The direct legacy of Crowley's example and writing is not devil-worship but certain forms of ceremonial magic, many of them performed by individuals rather than as a group (Sutcliffe, 1996). Crowley combined an interest m Tantnsm,5 from which he drew a distmction'between self-directed (black) and other-directed (white) magic, with elements of Gnosticism.6 His occult scholarship and his writing on magick' still earn him the respect of serious magicians, who distinguish these achievements from his personal way of life, particularly his drug-taking, which they deplore. Crowieyan magick (he spelled it with a 'k' to distinguish it from
The Modern Craft Movement (Witchcraft Today, Book 1), Modern Rites of Passage (Book 2), Shamanism and Witchcraft (Book 3), and Living Between Two Worlds Challenges of the Modern Witch (Book 4) All edited by Chas Clifton. This series of anthologies is excellent, containing essays by both Pagans and non-Pagans of widely varied scholarship.
The Witch-Cult in Western Europe, The God of the Witches, and The Divine King in England, all by Margaret Murray. Almost everything she had to say about the supposed survivals of Paleopagan cults into the Middle Ages (when their supposed members were persecuted as witches) has been thoroughly disproved by modern scholarship. Yet these are still important books with which modern Witches should become familiar.

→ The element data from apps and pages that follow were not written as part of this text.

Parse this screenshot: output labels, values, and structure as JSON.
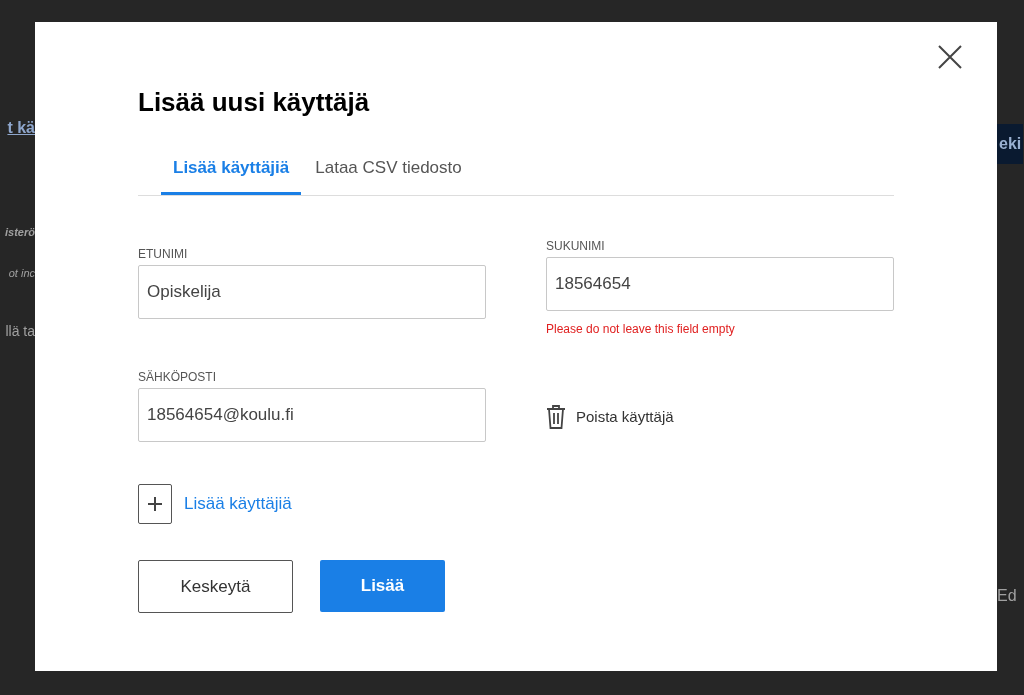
{
  "background": {
    "left_fragments": [
      {
        "kind": "link",
        "text": "t kä"
      },
      {
        "kind": "italic-bold",
        "text": "isterö"
      },
      {
        "kind": "italic",
        "text": "ot inc"
      },
      {
        "kind": "plain",
        "text": "llä ta"
      }
    ],
    "right_fragments": [
      {
        "kind": "button",
        "text": "eki"
      },
      {
        "kind": "plain",
        "text": "Ed"
      }
    ]
  },
  "dialog": {
    "title": "Lisää uusi käyttäjä",
    "tabs": [
      {
        "label": "Lisää käyttäjiä",
        "selected": true
      },
      {
        "label": "Lataa CSV tiedosto",
        "selected": false
      }
    ],
    "first_name": {
      "label": "ETUNIMI",
      "value": "Opiskelija"
    },
    "last_name": {
      "label": "SUKUNIMI",
      "value": "18564654",
      "error": "Please do not leave this field empty"
    },
    "email": {
      "label": "SÄHKÖPOSTI",
      "value": "18564654@koulu.fi"
    },
    "remove_user": "Poista käyttäjä",
    "add_users": "Lisää käyttäjiä",
    "cancel": "Keskeytä",
    "submit": "Lisää"
  }
}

You will notice that there are very few books here from the Feminist Craft (other than Starhawk's and Patricia Monaghan's) or various supposed Hereditary Traditions of Wtchcraft. That's because most of them have been of very poor quality over the years, as far as scholarship, logic, evidence of claims, or magical technique are concerned. However, some other good books have no doubt been overlooked, including some by friends and colleagues, so I will add them in future editions if people will politely bring them to my attention.
Within these pages a series of myths and rituals are presented that have survive the darkest days of magick and occultism. The exorcisms and bindings of the famous Maqlu text are here presented for the first time in English, although not completely for the originals in their entirety were evidently not known to the author of the NECRONOMICON, nor are they to present scholarship the various tablets upon which they were written being cracked and effaced in many places, rendering translation impossible. The MAGAN text, which comprises the Creation Epic of the Sumerians (with much later glosses) and the account of INANNA's descent into the Underworld , along with more extraneous matter, is presented. The unique Book of the Entrance has no counterpart in occult literature, and the drawings of magickal seals and symbols are wholly new to anything that has yet appeared on the contemporary occult scene - although bearing some resemblances to various diagrams found in the ancient Arabic texts...
Following the Hungarian Uprising in 1956, Budapest joined the 65,000 political refugees who left the country. She completed her high school education in Innsbruck, Austria, and won a scholarship to the University of Vienna, where she studied languages. Tom located her through relatives, and the two were engaged by the time Budapest was 18. She was awarded a scholarship to the University of Chicago in 1959. Three weeks after her arrival there, she and Tom were married. Budapest had two sons, Laszo and Gabor, by the time she was 21.